There's a quick and easy method to fancy up just about any food, from Brussels sprouts to baked banana donuts. All you have to do is learn how to make browned butter.
By cooking butter until it turns a toasty brown, you'll bring out a unique, nutty flavor that will add a certain je ne sais quoi to just about any food and cooking project, from savory roast recipes to buttercream (really). This simple browned butter recipe comes together in minutes, and requires minimal equipment.
So come on, let's get toasty!
Photos via CakeSpy
Browned butter (or buerre noisette, if you want to be particular, or just sound fancy) is made by simply cooking regular butter until the milk solids turn brown. During the cooking period, much of the water content evaporates. The resulting flavor is more complex than mere melted butter or even clarified butter. Buerre noisette ("burr nwha-zette") is the proper name for the French cooking technique, which translates as "hazelnut butter." Though there are no actual nuts present in browned butter, it certainly does take on a toasty hue as well as a unique, nutty flavor as it cooks.
Prepping the butter
You can use salted or unsalted butter for this recipe, but consider what dish you'll use it in. Since the amount of salt added to butter isn't always the same, it might add too much salty flavor to baked goods, but if you're using the butter to spread on warm homemade bread or in savory dishes, the extra salt may be welcome.

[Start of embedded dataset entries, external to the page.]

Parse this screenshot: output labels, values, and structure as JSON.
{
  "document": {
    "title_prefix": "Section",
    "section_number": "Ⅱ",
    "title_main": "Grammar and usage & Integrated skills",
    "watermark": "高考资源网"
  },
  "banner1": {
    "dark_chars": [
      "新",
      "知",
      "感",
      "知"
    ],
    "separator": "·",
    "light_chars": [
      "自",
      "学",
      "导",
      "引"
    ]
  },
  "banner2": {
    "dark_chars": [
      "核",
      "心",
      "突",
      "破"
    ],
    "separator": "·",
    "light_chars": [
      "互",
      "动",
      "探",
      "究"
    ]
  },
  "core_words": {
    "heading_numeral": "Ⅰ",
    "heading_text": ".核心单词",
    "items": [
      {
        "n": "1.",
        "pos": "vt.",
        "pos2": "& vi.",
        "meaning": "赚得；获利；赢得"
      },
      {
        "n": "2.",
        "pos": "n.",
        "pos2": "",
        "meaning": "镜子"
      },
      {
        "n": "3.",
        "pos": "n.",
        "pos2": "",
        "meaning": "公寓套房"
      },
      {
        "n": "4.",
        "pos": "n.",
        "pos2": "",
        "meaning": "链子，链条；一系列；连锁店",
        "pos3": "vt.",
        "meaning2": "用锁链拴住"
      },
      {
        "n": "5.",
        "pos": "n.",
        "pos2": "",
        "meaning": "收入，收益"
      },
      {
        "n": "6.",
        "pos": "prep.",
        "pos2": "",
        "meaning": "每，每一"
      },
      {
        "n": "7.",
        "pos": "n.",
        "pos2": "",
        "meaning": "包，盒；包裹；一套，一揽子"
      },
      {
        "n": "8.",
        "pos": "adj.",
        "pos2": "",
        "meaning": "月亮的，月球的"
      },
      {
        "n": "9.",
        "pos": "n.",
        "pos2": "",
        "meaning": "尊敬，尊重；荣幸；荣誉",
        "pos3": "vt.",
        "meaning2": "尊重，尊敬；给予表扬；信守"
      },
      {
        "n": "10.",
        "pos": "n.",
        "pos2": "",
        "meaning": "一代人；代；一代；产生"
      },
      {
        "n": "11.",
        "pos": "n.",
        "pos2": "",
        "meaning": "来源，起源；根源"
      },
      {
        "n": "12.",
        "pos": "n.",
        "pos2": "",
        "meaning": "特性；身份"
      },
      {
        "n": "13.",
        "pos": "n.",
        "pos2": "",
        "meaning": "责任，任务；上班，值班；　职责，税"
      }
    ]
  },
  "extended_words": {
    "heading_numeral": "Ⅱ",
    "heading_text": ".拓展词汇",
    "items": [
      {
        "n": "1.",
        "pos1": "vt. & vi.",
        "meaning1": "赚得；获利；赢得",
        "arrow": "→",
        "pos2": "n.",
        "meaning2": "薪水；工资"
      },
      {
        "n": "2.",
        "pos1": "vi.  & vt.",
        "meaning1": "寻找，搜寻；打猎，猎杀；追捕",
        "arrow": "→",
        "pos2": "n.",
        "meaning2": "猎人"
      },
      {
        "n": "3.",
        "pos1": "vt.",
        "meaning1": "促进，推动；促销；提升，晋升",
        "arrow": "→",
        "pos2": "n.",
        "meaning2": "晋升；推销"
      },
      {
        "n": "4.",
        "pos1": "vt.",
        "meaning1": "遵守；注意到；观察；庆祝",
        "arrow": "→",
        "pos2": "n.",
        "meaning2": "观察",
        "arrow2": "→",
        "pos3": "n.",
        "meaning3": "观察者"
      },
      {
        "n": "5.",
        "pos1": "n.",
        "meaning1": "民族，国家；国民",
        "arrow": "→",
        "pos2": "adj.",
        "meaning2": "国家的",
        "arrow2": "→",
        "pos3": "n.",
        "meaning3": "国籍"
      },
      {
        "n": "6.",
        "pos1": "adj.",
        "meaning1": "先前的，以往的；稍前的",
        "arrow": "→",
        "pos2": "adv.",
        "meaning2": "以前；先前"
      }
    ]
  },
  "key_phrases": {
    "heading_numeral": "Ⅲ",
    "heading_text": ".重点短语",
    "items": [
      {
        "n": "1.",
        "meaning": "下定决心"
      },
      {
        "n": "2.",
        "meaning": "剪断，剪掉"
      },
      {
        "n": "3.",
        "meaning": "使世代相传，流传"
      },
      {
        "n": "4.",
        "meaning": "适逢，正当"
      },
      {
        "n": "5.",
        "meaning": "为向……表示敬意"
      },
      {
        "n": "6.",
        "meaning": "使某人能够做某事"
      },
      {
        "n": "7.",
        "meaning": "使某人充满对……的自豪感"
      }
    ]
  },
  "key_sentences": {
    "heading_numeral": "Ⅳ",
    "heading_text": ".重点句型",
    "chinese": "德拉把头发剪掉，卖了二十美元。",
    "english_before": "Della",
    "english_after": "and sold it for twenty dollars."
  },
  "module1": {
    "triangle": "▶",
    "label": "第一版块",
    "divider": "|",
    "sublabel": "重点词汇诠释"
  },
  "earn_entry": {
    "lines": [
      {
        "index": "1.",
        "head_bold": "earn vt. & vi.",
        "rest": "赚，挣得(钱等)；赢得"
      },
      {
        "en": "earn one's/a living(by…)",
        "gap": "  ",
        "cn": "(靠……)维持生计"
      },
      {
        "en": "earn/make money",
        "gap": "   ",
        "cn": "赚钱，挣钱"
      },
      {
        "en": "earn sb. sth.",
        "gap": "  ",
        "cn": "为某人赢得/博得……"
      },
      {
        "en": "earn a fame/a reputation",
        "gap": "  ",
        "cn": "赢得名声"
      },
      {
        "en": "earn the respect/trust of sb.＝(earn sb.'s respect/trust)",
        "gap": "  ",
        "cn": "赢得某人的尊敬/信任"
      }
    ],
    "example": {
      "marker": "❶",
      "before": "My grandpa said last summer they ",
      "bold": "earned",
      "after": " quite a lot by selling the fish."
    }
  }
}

The butter can start out cold or at room temperature, because you're melting it, anyway. But regardless of the type of butter and the temperature, it is a good idea to cut your butter into pieces before applying heat. This will help the butter melt quickly and evenly.
If you're new to browning butter, it may be easier for you to learn if you have a clear or light-colored saucepan. This will make it easier to detect when the butter begins to brown at the bottom of the pan. It isn't necessary, but it can be helpful.
The brown bits
It's true: when you make browned butter, little brown bits will form (this is the milk solids, which will burn more rapidly and settle to the bottom, like sediment). Listen, you can leave them in the browned butter -- some say that the slightly burnt taste adds a certain something to finished dishes or classic sauces -- or strain them out through a mesh strainer. This will also lighten the color of the browned butter.
For this recipe, we tried part of the mixture strained, and part unstrained. Can you see the difference in the photo below?
Storing browned butter
You can make just the amount of browned butter required for a recipe, or you can make extra and store in the refrigerator or freezer. It is good to skim off any foam before chilling.
Storing the butter in wide mouth mason jars makes for a pretty presentation, and could even make the a browned butter a gift-worthy food item for your favorite cook or baker.
Here's a tip for storage: measure out quantities of 4 ounces and store individually. That's the equivalent of a stick of butter, which can make measuring easier later.
How to make browned butter
Once you're ready to make browned butter, here's what you'll need:
- Butter (in whatever quantity you'd like to make; in the photos below, the amount browned was one stick)
- Saucepan or skillet that will allow you ample room for whisking the butter
- Wire whisk
- Heatproof container(s) for storing the finished butter
Place your pan on the burner. Now, add the sliced butter. Once the butter is ready in the pan, adjust the burner to medium heat. Have your whisk at the ready.
Whisk the butter frequently as it melts. You'll see that it will start to leave streaks of white foam as it melts.
Once melted, the foaming will become more assertive, which will make monitoring it tough, but you should be able to clearly see the yellow of the butter in the wake of your whisk.
The foam will subside, and the butter will begin to bubble lightly. Continue stirring. As you watch, the butter will begin to change color: first, it will go from light yellow to bright and lemony.
Next, it will turn golden.
Then it will progress to a toasty light brown.
Smell the butter once it starts to look toasty. Does it smell sort of nutty? The browned butter is done. Remove from heat (don't forget to turn off the burner).
Either place on a cool surface, or immediately transfer to heatproof containers. Basically, you are avoiding the butter possibly burning by continuing to cook in the residual heat.
If desired, strain the butter; skim off any excess foam on top. Your browned butter is complete. It can be used immediately (it will be melted), or you can wait until it becomes firm at room temperature, or if you're not using it right away, store in the refrigerator or freezer.
How to use browned butter
Now that you've browned the butter, what gold-star recipe will you choose to use it in? Here are some ideas to get you started.
- Browned butter served with fish is a traditional French method of cooking.
- Roasted vegetables are much more flavorful when brushed with browned butter before being put in the oven.
- If a soup or classic sauce calls for butter, substituting browned butter can add a depth of flavor to the dish.
- Have you ever had cream cheese icing made with browned butter instead of regular butter? It's very much worth a try -- trust us. In this case, do not use melted browned butter; let it solidify first so that you can cream it.
- How about making your chocolate chip cookies with browned butter? Add sea salt on top and you have a surprisingly sophisticated twist on what many consider a childhood treat. Once again, wait until the butter solidifies before using it in baking recipes that call for sticks of butter.